Workers Are Pushing for PPE. Are Companies Delivering?
Over the last few weeks, reports of inadequate health and safety procedures for workers on the frontlines have grabbed headlines. Despite the fact that thousands of workers have filed COVID-19 related complaints with OSHA, administration officials have largely left it up to companies themselves to investigate and rectify safety issues. Reporting indicates that there remain serious health concerns across the country, and in particular in meat processing plants, where workers have shared that they are unable to cover their mouths to sneeze or cough. Against this backdrop, workers across the country have walked off the job demanding better protections, including a number of Amazon warehouse workers today.
Our recent wave of polling – part of our ongoing effort to understand how Americans perceive companies’ response to COVID-19 – shows that respondents believe that the health and safety of frontline workers must be top priority.

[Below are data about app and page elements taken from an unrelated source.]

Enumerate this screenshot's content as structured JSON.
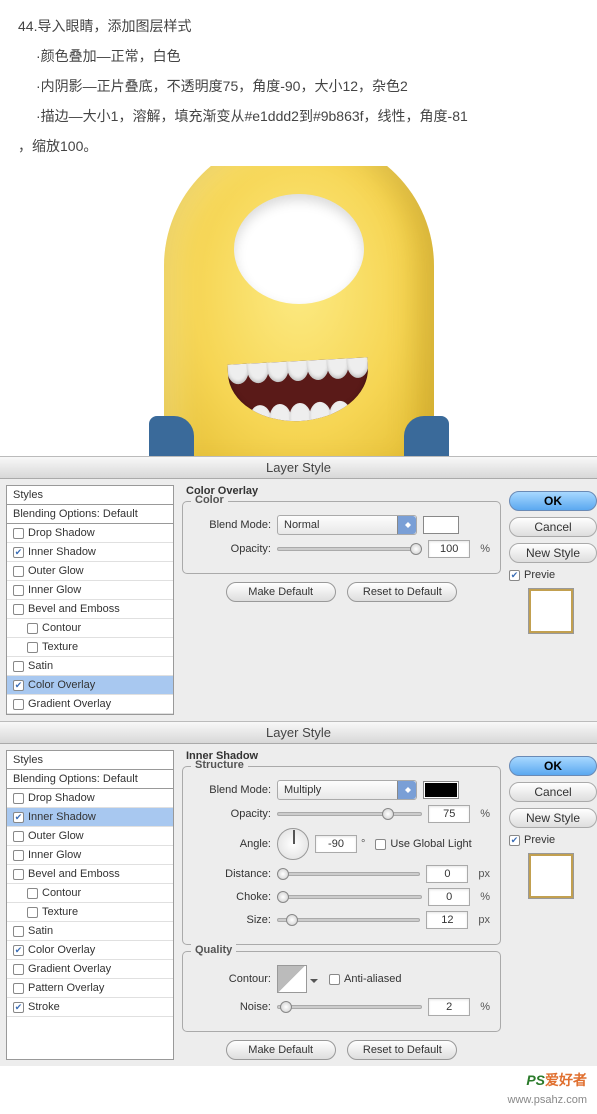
{
  "article": {
    "line1": "44.导入眼睛，添加图层样式",
    "b1": "·颜色叠加—正常，白色",
    "b2": "·内阴影—正片叠底，不透明度75，角度-90，大小12，杂色2",
    "b3": "·描边—大小1，溶解，填充渐变从#e1ddd2到#9b863f，线性，角度-81",
    "b4": "，缩放100。"
  },
  "dialog_title": "Layer Style",
  "styles": {
    "header": "Styles",
    "blending": "Blending Options: Default",
    "drop_shadow": "Drop Shadow",
    "inner_shadow": "Inner Shadow",
    "outer_glow": "Outer Glow",
    "inner_glow": "Inner Glow",
    "bevel": "Bevel and Emboss",
    "contour": "Contour",
    "texture": "Texture",
    "satin": "Satin",
    "color_overlay": "Color Overlay",
    "gradient_overlay": "Gradient Overlay",
    "pattern_overlay": "Pattern Overlay",
    "stroke": "Stroke"
  },
  "labels": {
    "color_overlay": "Color Overlay",
    "color": "Color",
    "blend_mode": "Blend Mode:",
    "opacity": "Opacity:",
    "make_default": "Make Default",
    "reset_default": "Reset to Default",
    "inner_shadow": "Inner Shadow",
    "structure": "Structure",
    "angle": "Angle:",
    "use_global": "Use Global Light",
    "distance": "Distance:",
    "choke": "Choke:",
    "size": "Size:",
    "quality": "Quality",
    "contour_lbl": "Contour:",
    "anti_aliased": "Anti-aliased",
    "noise": "Noise:",
    "deg": "°",
    "px": "px",
    "pct": "%"
  },
  "values": {
    "normal": "Normal",
    "multiply": "Multiply",
    "opacity100": "100",
    "opacity75": "75",
    "angle": "-90",
    "distance": "0",
    "choke": "0",
    "size": "12",
    "noise": "2"
  },
  "right": {
    "ok": "OK",
    "cancel": "Cancel",
    "new_style": "New Style",
    "preview": "Previe"
  },
  "watermark": {
    "ps": "PS",
    "ahz": "爱好者",
    "url": "www.psahz.com"
  }
}
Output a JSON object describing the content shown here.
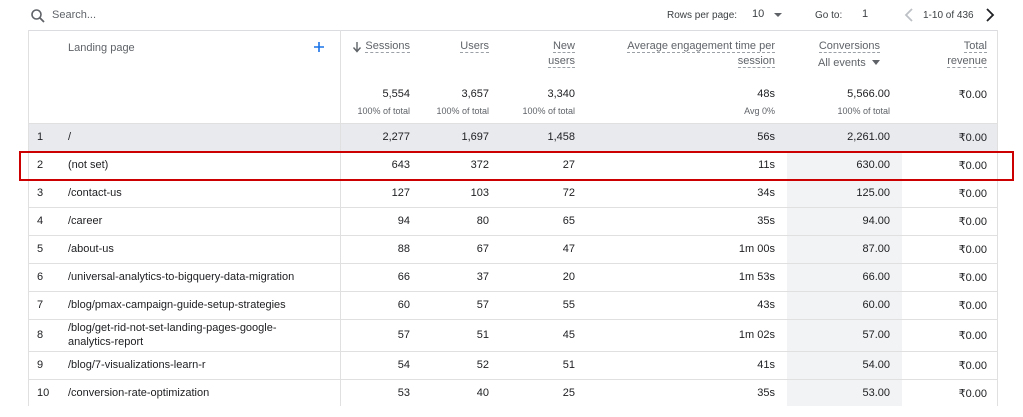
{
  "toolbar": {
    "search_placeholder": "Search...",
    "rows_per_page_label": "Rows per page:",
    "rows_per_page_value": "10",
    "goto_label": "Go to:",
    "goto_value": "1",
    "page_range": "1-10 of 436"
  },
  "headers": {
    "landing_page": "Landing page",
    "sessions": "Sessions",
    "users": "Users",
    "new_users_1": "New",
    "new_users_2": "users",
    "avg_eng_1": "Average engagement time per",
    "avg_eng_2": "session",
    "conversions": "Conversions",
    "conversions_filter": "All events",
    "revenue_1": "Total",
    "revenue_2": "revenue"
  },
  "totals": {
    "sessions": "5,554",
    "sessions_sub": "100% of total",
    "users": "3,657",
    "users_sub": "100% of total",
    "new_users": "3,340",
    "new_users_sub": "100% of total",
    "avg_eng": "48s",
    "avg_eng_sub": "Avg 0%",
    "conversions": "5,566.00",
    "conversions_sub": "100% of total",
    "revenue": "₹0.00"
  },
  "rows": [
    {
      "n": "1",
      "page": "/",
      "page2": "",
      "sessions": "2,277",
      "users": "1,697",
      "new_users": "1,458",
      "eng": "56s",
      "conv": "2,261.00",
      "rev": "₹0.00"
    },
    {
      "n": "2",
      "page": "(not set)",
      "page2": "",
      "sessions": "643",
      "users": "372",
      "new_users": "27",
      "eng": "11s",
      "conv": "630.00",
      "rev": "₹0.00"
    },
    {
      "n": "3",
      "page": "/contact-us",
      "page2": "",
      "sessions": "127",
      "users": "103",
      "new_users": "72",
      "eng": "34s",
      "conv": "125.00",
      "rev": "₹0.00"
    },
    {
      "n": "4",
      "page": "/career",
      "page2": "",
      "sessions": "94",
      "users": "80",
      "new_users": "65",
      "eng": "35s",
      "conv": "94.00",
      "rev": "₹0.00"
    },
    {
      "n": "5",
      "page": "/about-us",
      "page2": "",
      "sessions": "88",
      "users": "67",
      "new_users": "47",
      "eng": "1m 00s",
      "conv": "87.00",
      "rev": "₹0.00"
    },
    {
      "n": "6",
      "page": "/universal-analytics-to-bigquery-data-migration",
      "page2": "",
      "sessions": "66",
      "users": "37",
      "new_users": "20",
      "eng": "1m 53s",
      "conv": "66.00",
      "rev": "₹0.00"
    },
    {
      "n": "7",
      "page": "/blog/pmax-campaign-guide-setup-strategies",
      "page2": "",
      "sessions": "60",
      "users": "57",
      "new_users": "55",
      "eng": "43s",
      "conv": "60.00",
      "rev": "₹0.00"
    },
    {
      "n": "8",
      "page": "/blog/get-rid-not-set-landing-pages-google-",
      "page2": "analytics-report",
      "sessions": "57",
      "users": "51",
      "new_users": "45",
      "eng": "1m 02s",
      "conv": "57.00",
      "rev": "₹0.00"
    },
    {
      "n": "9",
      "page": "/blog/7-visualizations-learn-r",
      "page2": "",
      "sessions": "54",
      "users": "52",
      "new_users": "51",
      "eng": "41s",
      "conv": "54.00",
      "rev": "₹0.00"
    },
    {
      "n": "10",
      "page": "/conversion-rate-optimization",
      "page2": "",
      "sessions": "53",
      "users": "40",
      "new_users": "25",
      "eng": "35s",
      "conv": "53.00",
      "rev": "₹0.00"
    }
  ],
  "colors": {
    "highlight": "#cc0000",
    "accent": "#1a73e8"
  },
  "icons": [
    "search-icon",
    "caret-down-icon",
    "chevron-left-icon",
    "chevron-right-icon",
    "add-icon",
    "sort-down-icon"
  ]
}
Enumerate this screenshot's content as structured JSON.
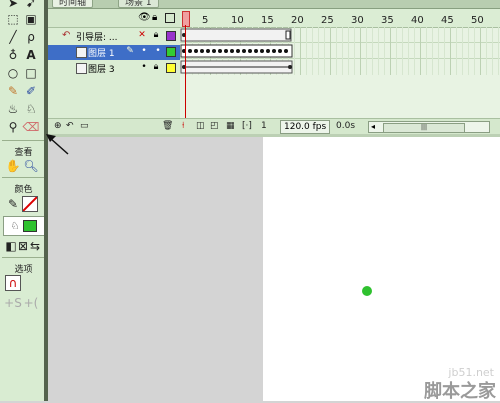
{
  "top_tabs": {
    "timeline_tab": "时间轴",
    "scene_label": "场景 1"
  },
  "layers": {
    "header_icons": [
      "eye-icon",
      "lock-icon",
      "outline-icon"
    ],
    "rows": [
      {
        "name": "引导层: ...",
        "state_icon": "✕",
        "swatch_color": "#9933cc",
        "selected": false
      },
      {
        "name": "图层 1",
        "state_icon": "•",
        "swatch_color": "#33cc33",
        "selected": true
      },
      {
        "name": "图层 3",
        "state_icon": "•",
        "swatch_color": "#ffff33",
        "selected": false
      }
    ]
  },
  "ruler": {
    "ticks": [
      "5",
      "10",
      "15",
      "20",
      "25",
      "30",
      "35",
      "40",
      "45",
      "50"
    ]
  },
  "timeline_bottom": {
    "current_frame": "1",
    "fps": "120.0 fps",
    "time": "0.0s"
  },
  "toolbox": {
    "view_label": "查看",
    "colors_label": "颜色",
    "options_label": "选项"
  },
  "watermark": {
    "site": "jb51.net",
    "logo": "脚本之家"
  },
  "colors": {
    "stage_dot": "#2fc12f",
    "panel_green": "#d9ecd2",
    "playhead_red": "#cc0000"
  }
}
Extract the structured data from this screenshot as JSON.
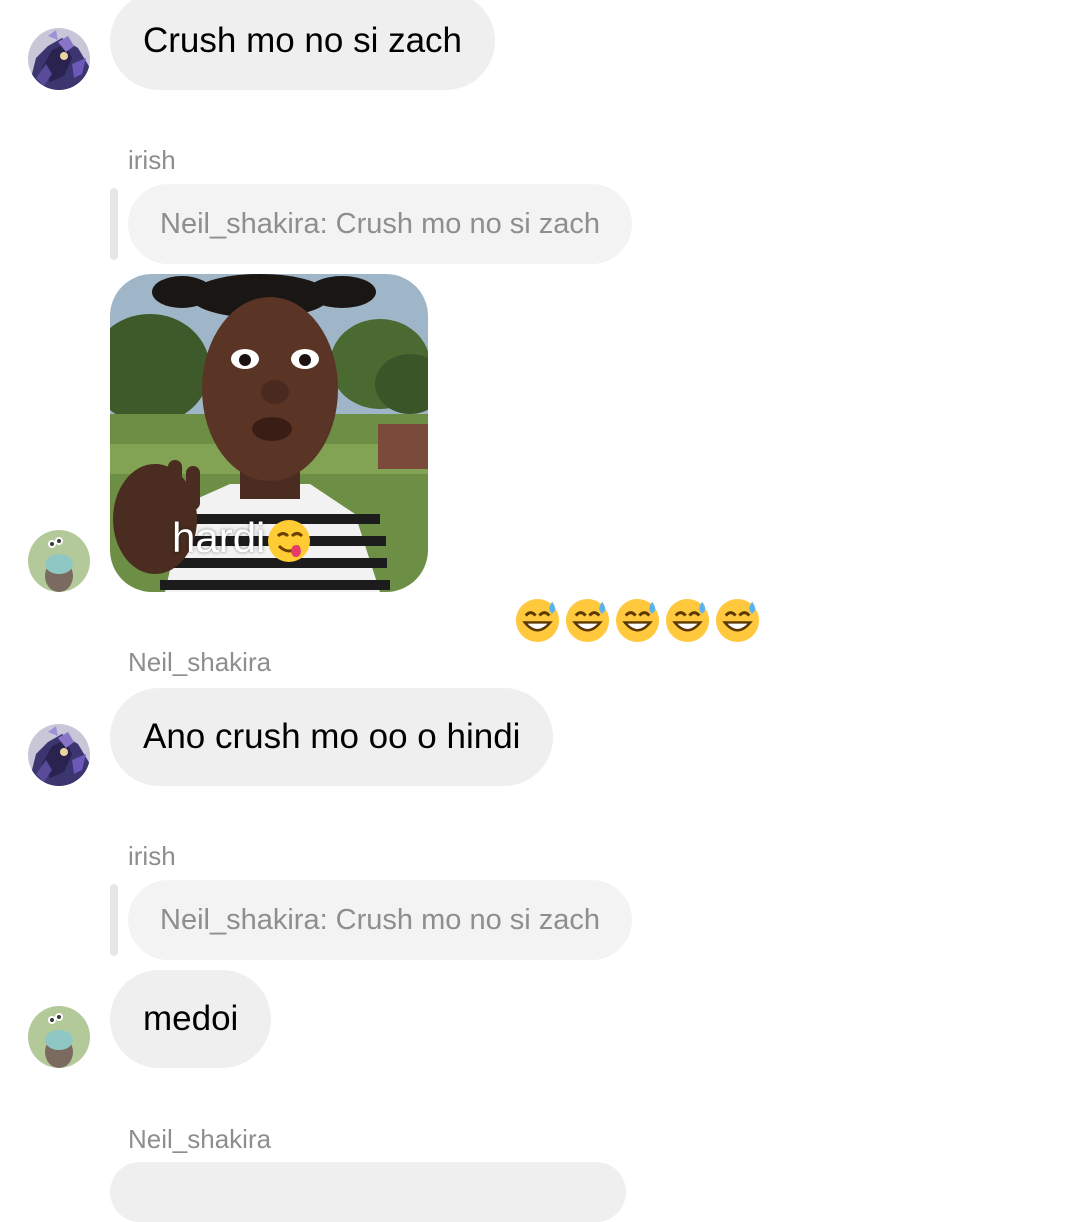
{
  "messages": [
    {
      "kind": "text",
      "text": "Crush mo no si zach"
    },
    {
      "kind": "sender",
      "name": "irish"
    },
    {
      "kind": "reply",
      "text": "Neil_shakira: Crush mo no si zach"
    },
    {
      "kind": "sticker",
      "caption": "hardi"
    },
    {
      "kind": "reactions",
      "emoji": "grinning-sweat-face",
      "count": 5
    },
    {
      "kind": "sender",
      "name": "Neil_shakira"
    },
    {
      "kind": "text",
      "text": "Ano crush mo oo o hindi"
    },
    {
      "kind": "sender",
      "name": "irish"
    },
    {
      "kind": "reply",
      "text": "Neil_shakira: Crush mo no si zach"
    },
    {
      "kind": "text",
      "text": "medoi"
    },
    {
      "kind": "sender",
      "name": "Neil_shakira"
    }
  ],
  "colors": {
    "bubble": "#efefef",
    "reply_bubble": "#f3f3f3",
    "meta_text": "#8e8e8e"
  },
  "icons": {
    "avatar_a": "armored-hero-avatar-icon",
    "avatar_b": "green-cartoon-avatar-icon",
    "reaction": "grinning-sweat-face-icon"
  }
}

Specifically, 88% of survey respondents agree that companies must provide frontline workers with personal protective equipment (PPE).
But our Corporate Response Tracker – which looks at what the 100 largest employers are doing in response to the crisis – paints a contrary picture. In a recent update to our data, we found that 46% of companies have announced additional health and safety procedures for their workers, and yet only 14% have disclosed providing PPE directly to workers for free.
As our economy moves forward and begins to reopen in the coming months, these efforts will become increasingly critical – for the health and safety of workers themselves, but also for their families, their customers, and their communities. We’ll be continuing to track how America’s largest companies – who together employ more than 13 million Americans – are approaching the increasing need for PPE and other safety measures on the front lines.